- **WHAT YOU ARE ASKED TO DO**
Set down the listing again, word for word.

- **THE DATA**
^^^^^^^^
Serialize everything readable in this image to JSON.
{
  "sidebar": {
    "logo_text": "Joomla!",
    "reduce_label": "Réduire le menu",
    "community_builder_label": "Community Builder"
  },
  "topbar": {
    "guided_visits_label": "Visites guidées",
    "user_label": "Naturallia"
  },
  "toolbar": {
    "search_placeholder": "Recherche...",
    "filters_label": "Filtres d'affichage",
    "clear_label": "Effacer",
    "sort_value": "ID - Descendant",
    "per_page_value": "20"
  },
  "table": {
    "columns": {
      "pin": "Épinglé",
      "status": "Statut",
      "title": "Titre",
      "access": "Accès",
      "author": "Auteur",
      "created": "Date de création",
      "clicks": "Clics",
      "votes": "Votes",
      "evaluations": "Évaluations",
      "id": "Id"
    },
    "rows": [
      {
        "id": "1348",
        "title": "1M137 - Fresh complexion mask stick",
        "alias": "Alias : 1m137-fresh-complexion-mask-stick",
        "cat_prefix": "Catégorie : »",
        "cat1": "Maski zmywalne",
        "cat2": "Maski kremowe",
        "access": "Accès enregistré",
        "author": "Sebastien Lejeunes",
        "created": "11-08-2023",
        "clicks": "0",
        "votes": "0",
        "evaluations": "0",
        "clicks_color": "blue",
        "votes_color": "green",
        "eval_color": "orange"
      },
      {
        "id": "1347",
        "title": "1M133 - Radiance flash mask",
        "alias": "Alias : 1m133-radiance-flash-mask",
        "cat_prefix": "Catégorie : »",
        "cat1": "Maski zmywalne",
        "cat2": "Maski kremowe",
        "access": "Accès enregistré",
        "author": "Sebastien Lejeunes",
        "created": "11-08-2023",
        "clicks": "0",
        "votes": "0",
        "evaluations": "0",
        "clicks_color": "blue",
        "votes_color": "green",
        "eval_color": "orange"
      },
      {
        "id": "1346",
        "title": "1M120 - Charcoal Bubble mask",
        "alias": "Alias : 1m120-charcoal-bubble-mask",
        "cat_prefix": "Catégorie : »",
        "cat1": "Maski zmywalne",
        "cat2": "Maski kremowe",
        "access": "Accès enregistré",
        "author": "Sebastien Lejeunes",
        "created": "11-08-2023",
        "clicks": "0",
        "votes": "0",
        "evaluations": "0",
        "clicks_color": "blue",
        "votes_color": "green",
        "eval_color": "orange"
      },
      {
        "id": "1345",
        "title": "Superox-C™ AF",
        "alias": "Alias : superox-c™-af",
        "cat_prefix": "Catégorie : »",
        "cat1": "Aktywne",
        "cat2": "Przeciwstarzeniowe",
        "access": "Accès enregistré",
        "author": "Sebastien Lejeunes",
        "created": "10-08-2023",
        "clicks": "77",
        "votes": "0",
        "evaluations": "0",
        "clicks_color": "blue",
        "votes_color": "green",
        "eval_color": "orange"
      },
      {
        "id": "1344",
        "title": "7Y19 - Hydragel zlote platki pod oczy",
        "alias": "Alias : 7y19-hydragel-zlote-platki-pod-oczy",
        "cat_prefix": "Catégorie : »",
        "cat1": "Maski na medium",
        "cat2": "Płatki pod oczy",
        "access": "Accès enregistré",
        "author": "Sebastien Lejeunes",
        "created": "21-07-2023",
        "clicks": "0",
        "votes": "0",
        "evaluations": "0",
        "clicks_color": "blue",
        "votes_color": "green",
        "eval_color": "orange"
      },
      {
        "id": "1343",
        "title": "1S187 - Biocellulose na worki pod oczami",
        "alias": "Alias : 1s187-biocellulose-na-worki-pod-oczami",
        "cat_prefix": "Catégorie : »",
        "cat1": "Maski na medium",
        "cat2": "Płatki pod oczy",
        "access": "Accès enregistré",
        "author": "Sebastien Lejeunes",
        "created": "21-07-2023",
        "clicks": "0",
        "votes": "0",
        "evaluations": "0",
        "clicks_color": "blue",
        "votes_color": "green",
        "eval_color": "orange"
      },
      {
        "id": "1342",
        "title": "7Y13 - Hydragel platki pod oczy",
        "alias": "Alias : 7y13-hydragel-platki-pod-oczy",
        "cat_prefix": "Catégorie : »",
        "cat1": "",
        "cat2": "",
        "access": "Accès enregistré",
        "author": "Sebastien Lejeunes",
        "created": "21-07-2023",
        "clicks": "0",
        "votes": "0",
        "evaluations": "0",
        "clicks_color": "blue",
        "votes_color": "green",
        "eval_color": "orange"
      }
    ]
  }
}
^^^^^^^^
- **OUTPUT BELOW**
Serialize everything readable in this image to JSON.
{
  "sidebar": {
    "logo_text": "Joomla!",
    "reduce_label": "Réduire le menu",
    "community_builder_label": "Community Builder"
  },
  "topbar": {
    "guided_visits_label": "Visites guidées",
    "user_label": "Naturallia"
  },
  "toolbar": {
    "search_placeholder": "Recherche...",
    "filters_label": "Filtres d'affichage",
    "clear_label": "Effacer",
    "sort_value": "ID - Descendant",
    "per_page_value": "20"
  },
  "table": {
    "columns": {
      "pin": "Épinglé",
      "status": "Statut",
      "title": "Titre",
      "access": "Accès",
      "author": "Auteur",
      "created": "Date de création",
      "clicks": "Clics",
      "votes": "Votes",
      "evaluations": "Évaluations",
      "id": "Id"
    },
    "rows": [
      {
        "id": "1348",
        "title": "1M137 - Fresh complexion mask stick",
        "alias": "Alias : 1m137-fresh-complexion-mask-stick",
        "cat_prefix": "Catégorie : »",
        "cat1": "Maski zmywalne",
        "cat2": "Maski kremowe",
        "access": "Accès enregistré",
        "author": "Sebastien Lejeunes",
        "created": "11-08-2023",
        "clicks": "0",
        "votes": "0",
        "evaluations": "0",
        "clicks_color": "blue",
        "votes_color": "green",
        "eval_color": "orange"
      },
      {
        "id": "1347",
        "title": "1M133 - Radiance flash mask",
        "alias": "Alias : 1m133-radiance-flash-mask",
        "cat_prefix": "Catégorie : »",
        "cat1": "Maski zmywalne",
        "cat2": "Maski kremowe",
        "access": "Accès enregistré",
        "author": "Sebastien Lejeunes",
        "created": "11-08-2023",
        "clicks": "0",
        "votes": "0",
        "evaluations": "0",
        "clicks_color": "blue",
        "votes_color": "green",
        "eval_color": "orange"
      },
      {
        "id": "1346",
        "title": "1M120 - Charcoal Bubble mask",
        "alias": "Alias : 1m120-charcoal-bubble-mask",
        "cat_prefix": "Catégorie : »",
        "cat1": "Maski zmywalne",
        "cat2": "Maski kremowe",
        "access": "Accès enregistré",
        "author": "Sebastien Lejeunes",
        "created": "11-08-2023",
        "clicks": "0",
        "votes": "0",
        "evaluations": "0",
        "clicks_color": "blue",
        "votes_color": "green",
        "eval_color": "orange"
      },
      {
        "id": "1345",
        "title": "Superox-C™ AF",
        "alias": "Alias : superox-c™-af",
        "cat_prefix": "Catégorie : »",
        "cat1": "Aktywne",
        "cat2": "Przeciwstarzeniowe",
        "access": "Accès enregistré",
        "author": "Sebastien Lejeunes",
        "created": "10-08-2023",
        "clicks": "77",
        "votes": "0",
        "evaluations": "0",
        "clicks_color": "blue",
        "votes_color": "green",
        "eval_color": "orange"
      },
      {
        "id": "1344",
        "title": "7Y19 - Hydragel zlote platki pod oczy",
        "alias": "Alias : 7y19-hydragel-zlote-platki-pod-oczy",
        "cat_prefix": "Catégorie : »",
        "cat1": "Maski na medium",
        "cat2": "Płatki pod oczy",
        "access": "Accès enregistré",
        "author": "Sebastien Lejeunes",
        "created": "21-07-2023",
        "clicks": "0",
        "votes": "0",
        "evaluations": "0",
        "clicks_color": "blue",
        "votes_color": "green",
        "eval_color": "orange"
      },
      {
        "id": "1343",
        "title": "1S187 - Biocellulose na worki pod oczami",
        "alias": "Alias : 1s187-biocellulose-na-worki-pod-oczami",
        "cat_prefix": "Catégorie : »",
        "cat1": "Maski na medium",
        "cat2": "Płatki pod oczy",
        "access": "Accès enregistré",
        "author": "Sebastien Lejeunes",
        "created": "21-07-2023",
        "clicks": "0",
        "votes": "0",
        "evaluations": "0",
        "clicks_color": "blue",
        "votes_color": "green",
        "eval_color": "orange"
      },
      {
        "id": "1342",
        "title": "7Y13 - Hydragel platki pod oczy",
        "alias": "Alias : 7y13-hydragel-platki-pod-oczy",
        "cat_prefix": "Catégorie : »",
        "cat1": "",
        "cat2": "",
        "access": "Accès enregistré",
        "author": "Sebastien Lejeunes",
        "created": "21-07-2023",
        "clicks": "0",
        "votes": "0",
        "evaluations": "0",
        "clicks_color": "blue",
        "votes_color": "green",
        "eval_color": "orange"
      }
    ]
  }
}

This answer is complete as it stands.